Exercise brief:
In the entries below, find the lines that contain the word "count" and copy them.

Recorded data:
*** Begin section ***
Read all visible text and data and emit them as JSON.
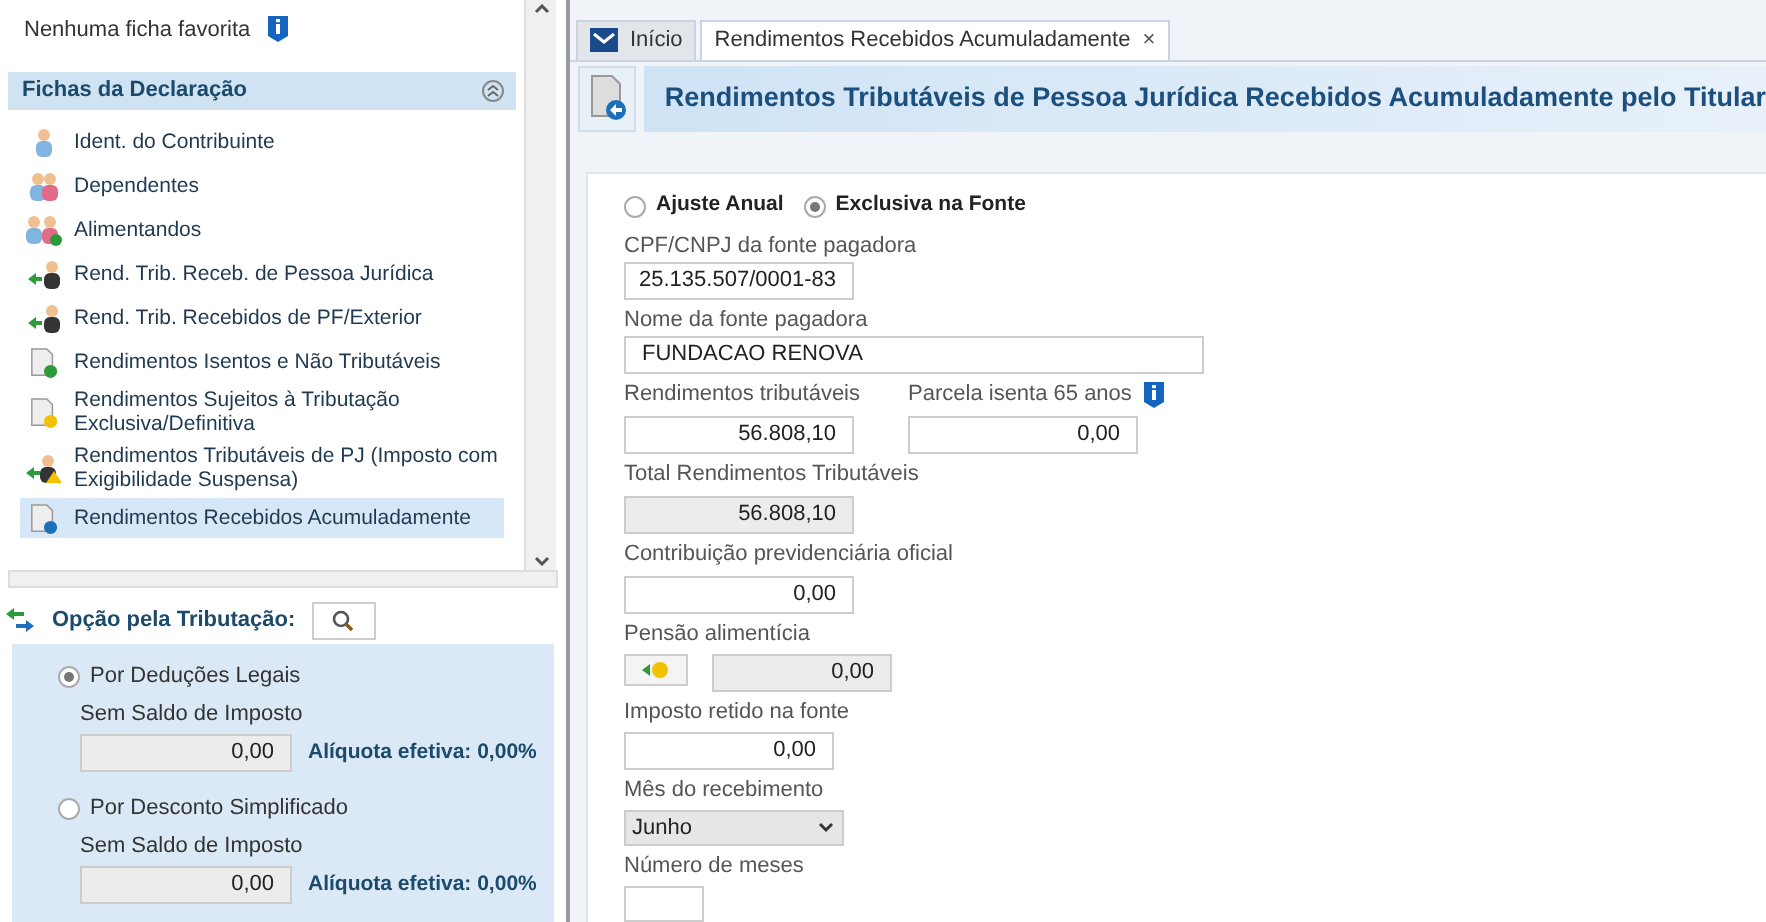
{
  "favorites": {
    "text": "Nenhuma ficha favorita"
  },
  "sidebar": {
    "title": "Fichas da Declaração",
    "expanded": true,
    "items": [
      {
        "label": "Ident. do Contribuinte",
        "kind": "person",
        "selected": false
      },
      {
        "label": "Dependentes",
        "kind": "people",
        "selected": false
      },
      {
        "label": "Alimentandos",
        "kind": "people-add",
        "selected": false
      },
      {
        "label": "Rend. Trib. Receb. de Pessoa Jurídica",
        "kind": "arrow-person",
        "selected": false
      },
      {
        "label": "Rend. Trib. Recebidos de PF/Exterior",
        "kind": "arrow-person",
        "selected": false
      },
      {
        "label": "Rendimentos Isentos e Não Tributáveis",
        "kind": "doc-check",
        "selected": false
      },
      {
        "label": "Rendimentos Sujeitos à Tributação Exclusiva/Definitiva",
        "kind": "doc-warning",
        "selected": false
      },
      {
        "label": "Rendimentos Tributáveis de PJ (Imposto com Exigibilidade Suspensa)",
        "kind": "arrow-warning",
        "selected": false
      },
      {
        "label": "Rendimentos Recebidos Acumuladamente",
        "kind": "doc-arrow",
        "selected": true
      }
    ]
  },
  "tax_option": {
    "title": "Opção pela Tributação:",
    "options": [
      {
        "label": "Por Deduções Legais",
        "selected": true,
        "status": "Sem Saldo de Imposto",
        "value": "0,00",
        "rate": "Alíquota efetiva: 0,00%"
      },
      {
        "label": "Por Desconto Simplificado",
        "selected": false,
        "status": "Sem Saldo de Imposto",
        "value": "0,00",
        "rate": "Alíquota efetiva: 0,00%"
      }
    ]
  },
  "tabs": [
    {
      "label": "Início",
      "selected": false,
      "closable": false
    },
    {
      "label": "Rendimentos Recebidos Acumuladamente",
      "selected": true,
      "closable": true,
      "close": "×"
    }
  ],
  "header": {
    "title": "Rendimentos Tributáveis de Pessoa Jurídica Recebidos Acumuladamente pelo Titular"
  },
  "form": {
    "regime": [
      {
        "label": "Ajuste Anual",
        "selected": false
      },
      {
        "label": "Exclusiva na Fonte",
        "selected": true
      }
    ],
    "cpf": {
      "label": "CPF/CNPJ da fonte pagadora",
      "value": "25.135.507/0001-83"
    },
    "nome": {
      "label": "Nome da fonte pagadora",
      "value": "FUNDACAO RENOVA"
    },
    "rendimentos": {
      "label": "Rendimentos tributáveis",
      "value": "56.808,10"
    },
    "parcela": {
      "label": "Parcela isenta 65 anos",
      "value": "0,00"
    },
    "total": {
      "label": "Total Rendimentos Tributáveis",
      "value": "56.808,10"
    },
    "contribuicao": {
      "label": "Contribuição previdenciária oficial",
      "value": "0,00"
    },
    "pensao": {
      "label": "Pensão alimentícia",
      "value": "0,00"
    },
    "imposto": {
      "label": "Imposto retido na fonte",
      "value": "0,00"
    },
    "mes": {
      "label": "Mês do recebimento",
      "value": "Junho"
    },
    "numero": {
      "label": "Número de meses"
    }
  }
}
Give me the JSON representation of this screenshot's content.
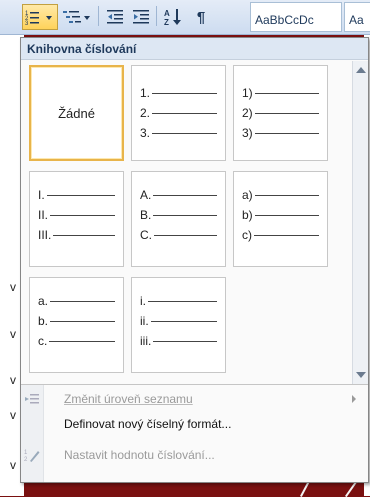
{
  "ribbon": {
    "style_preview": "AaBbCcDc",
    "style_preview_2": "Aa",
    "pilcrow": "¶",
    "sort_icon": "sort-az-icon"
  },
  "document_fragments": [
    "v",
    "v",
    "v",
    "v",
    "v"
  ],
  "menu": {
    "title": "Knihovna číslování",
    "tiles": [
      {
        "type": "none",
        "label": "Žádné",
        "selected": true
      },
      {
        "markers": [
          "1.",
          "2.",
          "3."
        ]
      },
      {
        "markers": [
          "1)",
          "2)",
          "3)"
        ]
      },
      {
        "markers": [
          "I.",
          "II.",
          "III."
        ]
      },
      {
        "markers": [
          "A.",
          "B.",
          "C."
        ]
      },
      {
        "markers": [
          "a)",
          "b)",
          "c)"
        ]
      },
      {
        "markers": [
          "a.",
          "b.",
          "c."
        ]
      },
      {
        "markers": [
          "i.",
          "ii.",
          "iii."
        ]
      }
    ],
    "items": [
      {
        "label": "Změnit úroveň seznamu",
        "disabled": true,
        "icon": "list-level-icon",
        "submenu": true
      },
      {
        "label": "Definovat nový číselný formát...",
        "disabled": false
      },
      {
        "label": "Nastavit hodnotu číslování...",
        "disabled": true,
        "icon": "set-value-icon"
      }
    ]
  }
}
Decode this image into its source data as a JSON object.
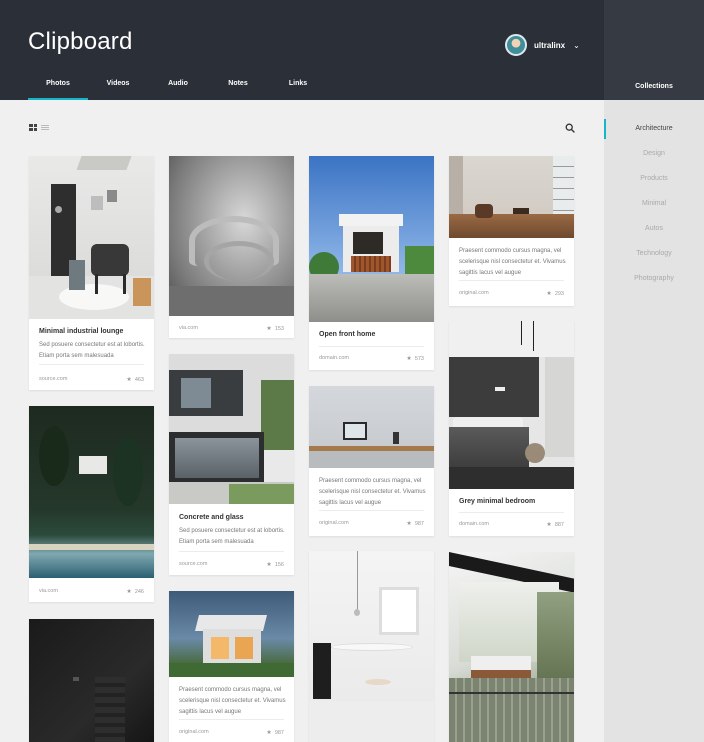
{
  "app": {
    "title": "Clipboard"
  },
  "user": {
    "name": "ultralinx"
  },
  "tabs": [
    "Photos",
    "Videos",
    "Audio",
    "Notes",
    "Links"
  ],
  "sidebar": {
    "title": "Collections",
    "categories": [
      "Architecture",
      "Design",
      "Products",
      "Minimal",
      "Autos",
      "Technology",
      "Photography"
    ]
  },
  "cards": [
    {
      "title": "Minimal industrial lounge",
      "desc": "Sed posuere consectetur est at lobortis. Etiam porta sem malesuada",
      "source": "source.com",
      "count": "463"
    },
    {
      "source": "via.com",
      "count": "246"
    },
    {
      "source": "via.com",
      "count": "153"
    },
    {
      "title": "Concrete and glass",
      "desc": "Sed posuere consectetur est at lobortis. Etiam porta sem malesuada",
      "source": "source.com",
      "count": "156"
    },
    {
      "desc": "Praesent commodo cursus magna, vel scelerisque nisl consectetur et. Vivamus sagittis lacus vel augue",
      "source": "original.com",
      "count": "987"
    },
    {
      "title": "Open front home",
      "source": "domain.com",
      "count": "573"
    },
    {
      "desc": "Praesent commodo cursus magna, vel scelerisque nisl consectetur et. Vivamus sagittis lacus vel augue",
      "source": "original.com",
      "count": "987"
    },
    {
      "desc": "Praesent commodo cursus magna, vel scelerisque nisl consectetur et. Vivamus sagittis lacus vel augue",
      "source": "original.com",
      "count": "293"
    },
    {
      "title": "Grey minimal bedroom",
      "source": "domain.com",
      "count": "887"
    }
  ],
  "colors": {
    "header": "#2b2f38",
    "accent": "#17b5c9",
    "sidebar": "#e3e3e3",
    "content_bg": "#f0f0f0"
  },
  "icons": [
    "grid-view-icon",
    "list-view-icon",
    "search-icon",
    "star-icon",
    "chevron-down-icon"
  ]
}
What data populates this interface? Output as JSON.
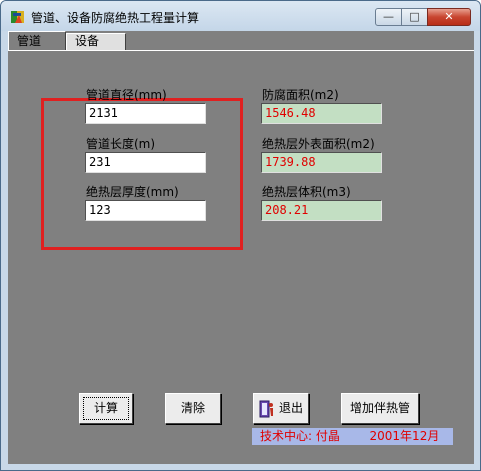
{
  "window": {
    "title": "管道、设备防腐绝热工程量计算",
    "controls": {
      "minimize": "—",
      "maximize": "□",
      "close": "✕"
    }
  },
  "tabs": [
    {
      "label": "管道",
      "active": true
    },
    {
      "label": "设备",
      "active": false
    }
  ],
  "inputs": {
    "pipe_diameter": {
      "label": "管道直径(mm)",
      "value": "2131"
    },
    "pipe_length": {
      "label": "管道长度(m)",
      "value": "231"
    },
    "insulation_thickness": {
      "label": "绝热层厚度(mm)",
      "value": "123"
    }
  },
  "outputs": {
    "anticorrosion_area": {
      "label": "防腐面积(m2)",
      "value": "1546.48"
    },
    "insulation_outer_area": {
      "label": "绝热层外表面积(m2)",
      "value": "1739.88"
    },
    "insulation_volume": {
      "label": "绝热层体积(m3)",
      "value": "208.21"
    }
  },
  "buttons": {
    "calculate": "计算",
    "clear": "清除",
    "exit": "退出",
    "add_tracing": "增加伴热管"
  },
  "footer": {
    "credit": "技术中心: 付晶",
    "date": "2001年12月"
  },
  "colors": {
    "panel_bg": "#808080",
    "output_bg": "#c3dfc3",
    "output_text": "#e00000",
    "highlight_border": "#e02020",
    "footer_bg": "#a8b8e8"
  },
  "icons": {
    "app": "app-logo-icon",
    "exit": "exit-door-icon"
  }
}
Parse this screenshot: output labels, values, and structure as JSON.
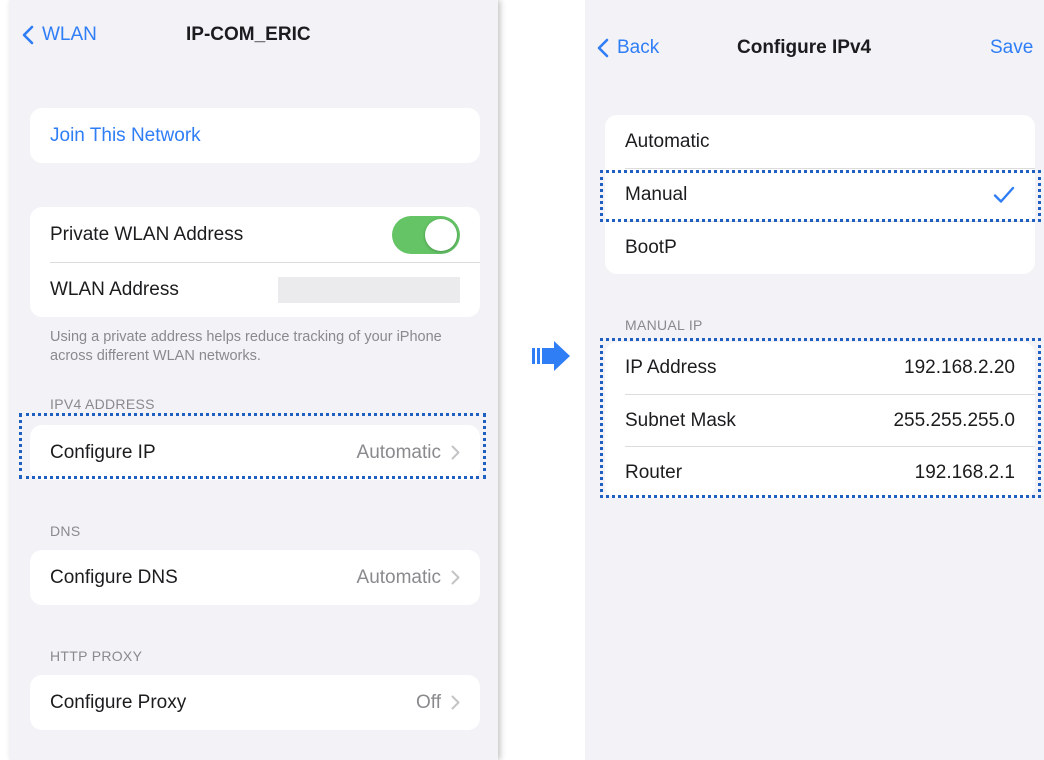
{
  "left_screen": {
    "nav": {
      "back_label": "WLAN",
      "title": "IP-COM_ERIC"
    },
    "join_network": {
      "label": "Join This Network"
    },
    "private_address": {
      "label": "Private WLAN Address",
      "enabled": true
    },
    "wlan_address": {
      "label": "WLAN Address",
      "value": ""
    },
    "footnote": "Using a private address helps reduce tracking of your iPhone across different WLAN networks.",
    "ipv4": {
      "section": "IPV4 ADDRESS",
      "label": "Configure IP",
      "value": "Automatic"
    },
    "dns": {
      "section": "DNS",
      "label": "Configure DNS",
      "value": "Automatic"
    },
    "proxy": {
      "section": "HTTP PROXY",
      "label": "Configure Proxy",
      "value": "Off"
    }
  },
  "right_screen": {
    "nav": {
      "back_label": "Back",
      "title": "Configure IPv4",
      "save_label": "Save"
    },
    "modes": [
      {
        "label": "Automatic",
        "selected": false
      },
      {
        "label": "Manual",
        "selected": true
      },
      {
        "label": "BootP",
        "selected": false
      }
    ],
    "manual_ip": {
      "section": "MANUAL IP",
      "fields": [
        {
          "label": "IP Address",
          "value": "192.168.2.20"
        },
        {
          "label": "Subnet Mask",
          "value": "255.255.255.0"
        },
        {
          "label": "Router",
          "value": "192.168.2.1"
        }
      ]
    }
  },
  "colors": {
    "accent": "#2f7ef6",
    "toggle_on": "#65c466",
    "highlight": "#1f5fc2",
    "background": "#f2f2f7"
  },
  "icons": [
    "chevron-left-icon",
    "chevron-right-icon",
    "checkmark-icon",
    "arrow-right-icon"
  ]
}
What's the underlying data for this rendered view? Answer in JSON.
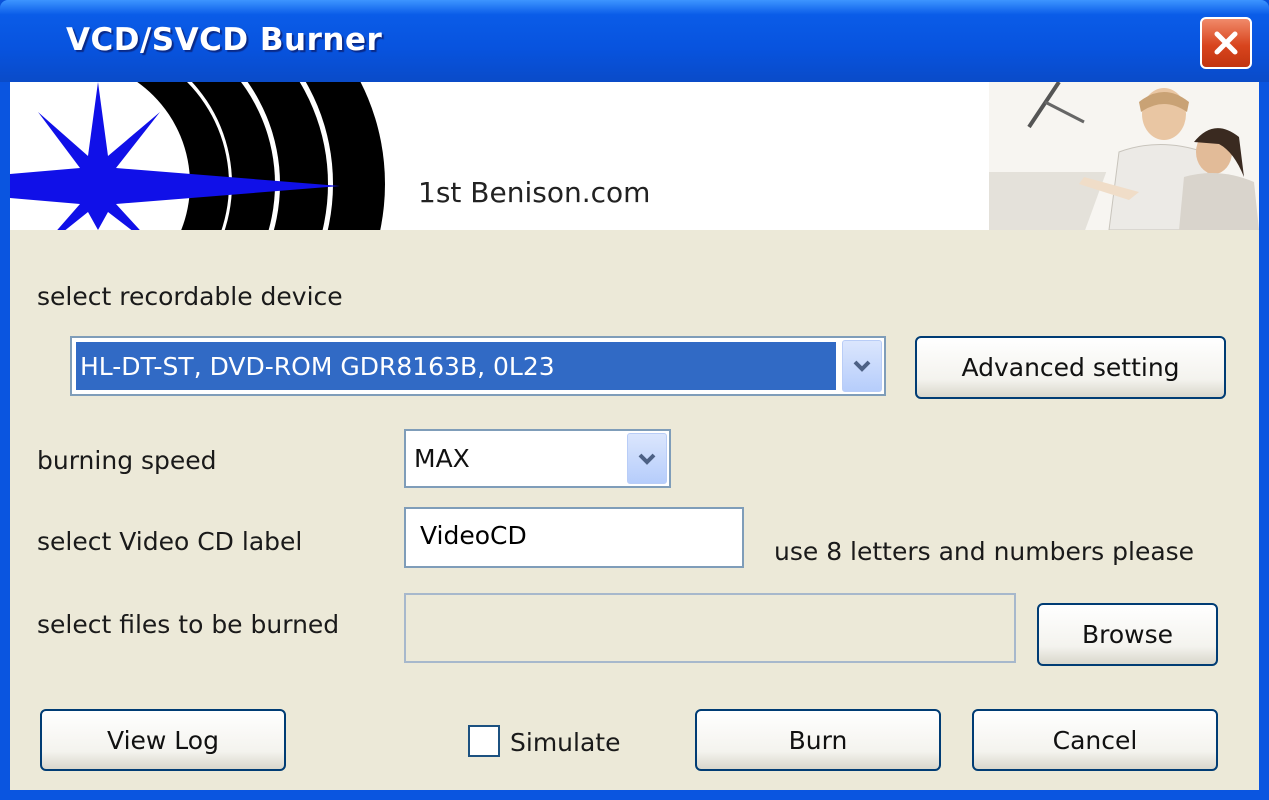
{
  "window": {
    "title": "VCD/SVCD Burner"
  },
  "banner": {
    "brand": "1st Benison.com"
  },
  "device": {
    "label": "select recordable device",
    "selected": "HL-DT-ST, DVD-ROM GDR8163B, 0L23",
    "advanced_button": "Advanced setting"
  },
  "speed": {
    "label": "burning speed",
    "selected": "MAX"
  },
  "cd_label": {
    "label": "select Video CD label",
    "value": "VideoCD",
    "hint": "use 8 letters and numbers please"
  },
  "files": {
    "label": "select files to be burned",
    "value": "",
    "browse_button": "Browse"
  },
  "footer": {
    "view_log_button": "View Log",
    "simulate_label": "Simulate",
    "simulate_checked": false,
    "burn_button": "Burn",
    "cancel_button": "Cancel"
  },
  "colors": {
    "titlebar": "#0a55e0",
    "close": "#d8451e",
    "dialog_bg": "#ece9d8",
    "selection": "#316ac5",
    "star": "#1010e8"
  },
  "icons": {
    "close": "close-icon",
    "dropdown": "chevron-down-icon",
    "logo": "star-logo-icon"
  }
}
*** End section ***
Answer for this exercise:
      "count": "463"
      "count": "246"
      "count": "153"
      "count": "156"
      "count": "987"
      "count": "573"
      "count": "987"
      "count": "293"
      "count": "887"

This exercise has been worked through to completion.